“Friday Night Lights” for African Politics scholars

At the African Studies Association annual meeting in Washington;

the African Politics Conference Group

Tonight in Washington–important African Politics event

Wednesday, January 14 from 6 – 8 pm

American University
School of International Studies

Celebrating the launch of Dr. Carl LeVan’s new book, Dictators and Democracy in African Development: The Political Economy of Good Governance in Nigeria. Click here to RSVP for this social event being hosted by the Comparative and Regional Studies Program.

Special guests include: Congressman John Conyers,
and former U.S. Ambassadors to Nigeria:
Princeton Lyman
John Campbell
Robin Sanders
Howard Jeter

What are the conditions for good governance in Africa, and why do many democracies struggle with persistent poverty? Drawing on a study of Nigeria since independence, I challenge conventional explanations for government performance such as regime type and oil wealth. Using veto players theory and original data from extensive field research, I link the political structure of the policy process to divergent outcomes across two broad categories of public policy. This generates a dilemma with important implications for African countries struggling with institutional trade-offs presented by different regimes.

Carl has been a good friend to me and the blog as a teacher of African Politics and been very kind to help me learn. Anyone interested in events in Nigeria and the upcoming elections would do well to meet Carl and read his timely new book.

Check out his homepage and Development for Security blog here.

“Is there a generation gap in Africa today?”–Washington event Thursday

Carl LeVan, a “friend of the blog” and African democracy specialist from American University, is leading an interesting roundtable at the Institute for Policy Studies tomorrow in Washington:

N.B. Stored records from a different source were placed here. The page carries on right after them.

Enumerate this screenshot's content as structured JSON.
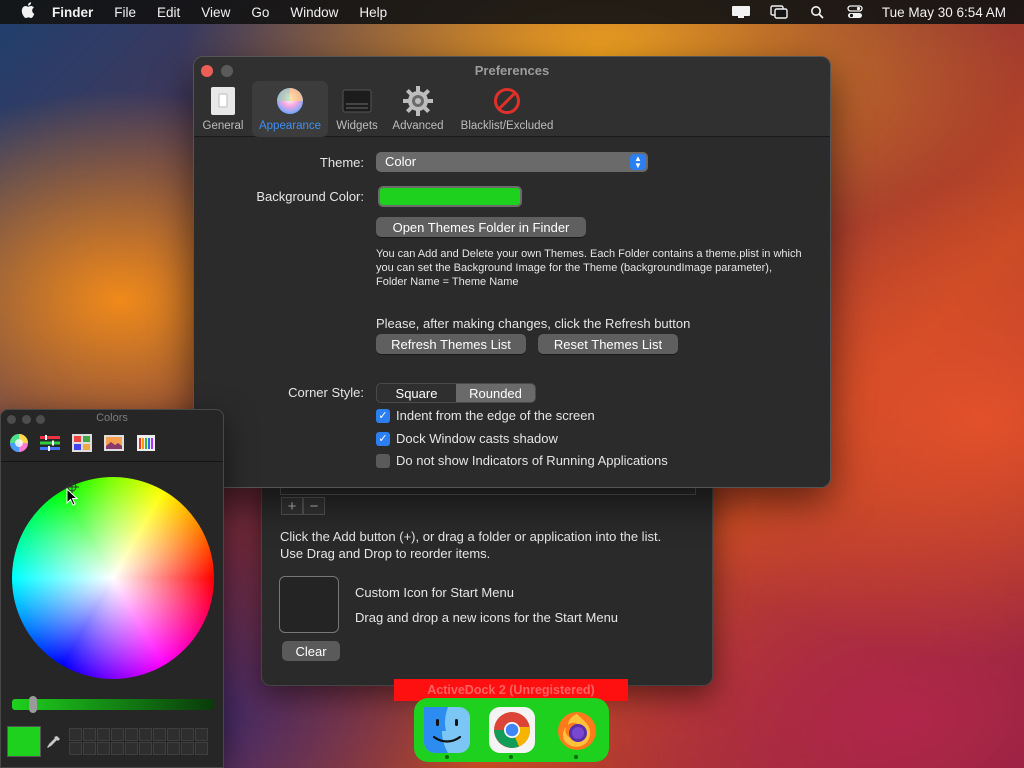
{
  "menubar": {
    "app_name": "Finder",
    "items": [
      "File",
      "Edit",
      "View",
      "Go",
      "Window",
      "Help"
    ],
    "clock": "Tue May 30  6:54 AM"
  },
  "prefs": {
    "title": "Preferences",
    "toolbar": [
      "General",
      "Appearance",
      "Widgets",
      "Advanced",
      "Blacklist/Excluded"
    ],
    "active_tab": "Appearance",
    "theme_label": "Theme:",
    "theme_value": "Color",
    "bg_color_label": "Background Color:",
    "bg_color": "#1ed11e",
    "open_themes_button": "Open Themes Folder in Finder",
    "info_text": "You can Add and Delete  your own Themes. Each Folder contains a theme.plist in which you can set the Background Image for the Theme (backgroundImage parameter), Folder Name = Theme Name",
    "refresh_note": "Please, after making changes, click the Refresh button",
    "refresh_button": "Refresh Themes List",
    "reset_button": "Reset Themes List",
    "corner_label": "Corner Style:",
    "corner_options": [
      "Square",
      "Rounded"
    ],
    "corner_selected": "Rounded",
    "checkboxes": [
      {
        "label": "Indent from the edge of the screen",
        "checked": true
      },
      {
        "label": "Dock Window casts shadow",
        "checked": true
      },
      {
        "label": "Do not show Indicators of Running Applications",
        "checked": false
      }
    ]
  },
  "back_window": {
    "add_symbol": "+",
    "remove_symbol": "−",
    "hint_line1": "Click the Add button (+), or drag a folder or application into the list.",
    "hint_line2": "Use Drag and Drop to reorder items.",
    "custom_icon_title": "Custom Icon for Start Menu",
    "custom_icon_desc": "Drag and drop a new icons for the Start Menu",
    "clear_button": "Clear"
  },
  "colors_panel": {
    "title": "Colors",
    "current_color": "#1ed11e"
  },
  "dock": {
    "label": "ActiveDock 2 (Unregistered)",
    "apps": [
      "finder-icon",
      "chrome-icon",
      "firefox-icon"
    ],
    "color": "#1ed11e"
  }
}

Young Voices and New Visions from Africa

Roundtable at the Institute for Policy Studies, 1112 – 16TH Street NW

12:30 – 2:00 on Thursday, October 11

In a public discussion with young bloggers, students, and activists from Africa, IPS Associate Fellow and American University Professor Carl LeVan will ask, is there a generation gap in Africa today? Please join us at the Institute for Policy Studies for a roundtable discussion on African diaspora democracy. Is the real significance of the so-called ‘youth bulge’ an emerging generation gap between citizens and leaders? How do young people confront negative stereotypes of Africa in the US, while also challenging the hard political realities back home?  This free, public dialogue will include:

·         Jumoke Balogun, a Nigerian-American blogger and public relations expert with the Service Employees International Union

·         Mame-Khady Diouf, a Senegalese intellectual from the Woodrow Wilson Center for International Scholars

·         Kizito Byenkya, an Associate Fellow at the Open Society Institute and co-publisher of Compareafrique.com

·         Michael Appau, a Ghanaian student at Georgetown University

·         Estelle Bougna Fomeju, a Cameroonian student at Sciences Po in Paris

Click here for more information about IPS, or to view the event via Facebook, Twitter, or LinkedIn.

New Academic Work on African “Power Sharing” from Carl LeVan at American University

I wanted to take time to commend to your reading list a forthcoming article entitled “Power Sharing and Inclusive Politics in Africa’s Uncertain Democracies” to appear in the January issue of “Governance: an International Journal of Policy, Administration and Institutions” available through Carl LeVan’s blog.

I won’t try to summarize in a blog post but let me offer some quotes that may intice you to take time to read the paper for yourself:

The power of elections to serve as a democratizing agent evaporates though when political authority can be negotiated independent of institutions. Without the possibility of political turnover, leadership selection yields neither uncertainty about outcomes nor institutional credibility for the process. Power sharing pacts in Kenya and Zimbabwe offer a cautionary tale because they serve as substitutes for political liberalization rather than engines for it. . . . .

. . . .

In other words, African cultural norms appear to embrace an expectation of democratic competition which empowers citizens. Elite bargains therefore drive a wedge between politicians and citizens. The international community exacerbates this preference gap when it provides an element of legitimacy externally that (corrupt) elections fail to bestow internally.

. . . .

. . . mandated inclusion formally weds governments to unsustainable levels of spending. Power sharing emerges as resource distribution, rather than an aggregating device for for formulating a shared policy agenda. . . .

. . . .

The international community shares a measure of complicity. It buttresses institutional capacity by praising decent elections in Ghana and Zambia and then it undermines institution building by renegotiating the rules or by relying on presumed virtues of self-proclaimed democrats. Julius Nyerere, independent Tanzania’s first president once said “Leadership cannot replace democracy.” Supporting African democracy now requires strengthening institutions with the capacity to formulate competing interests and the courage to respect the risks inherent in certain levels of competition. As donors weigh the competing foreign policy goals mentioned in the introduction, they should respect the differences between strengthening democracy and the post-9/11 predisposition for strengthening states. Post-election pacts oftern promote the latter at the expense of the former, and this distinction should not be lost in the discourse on institution building.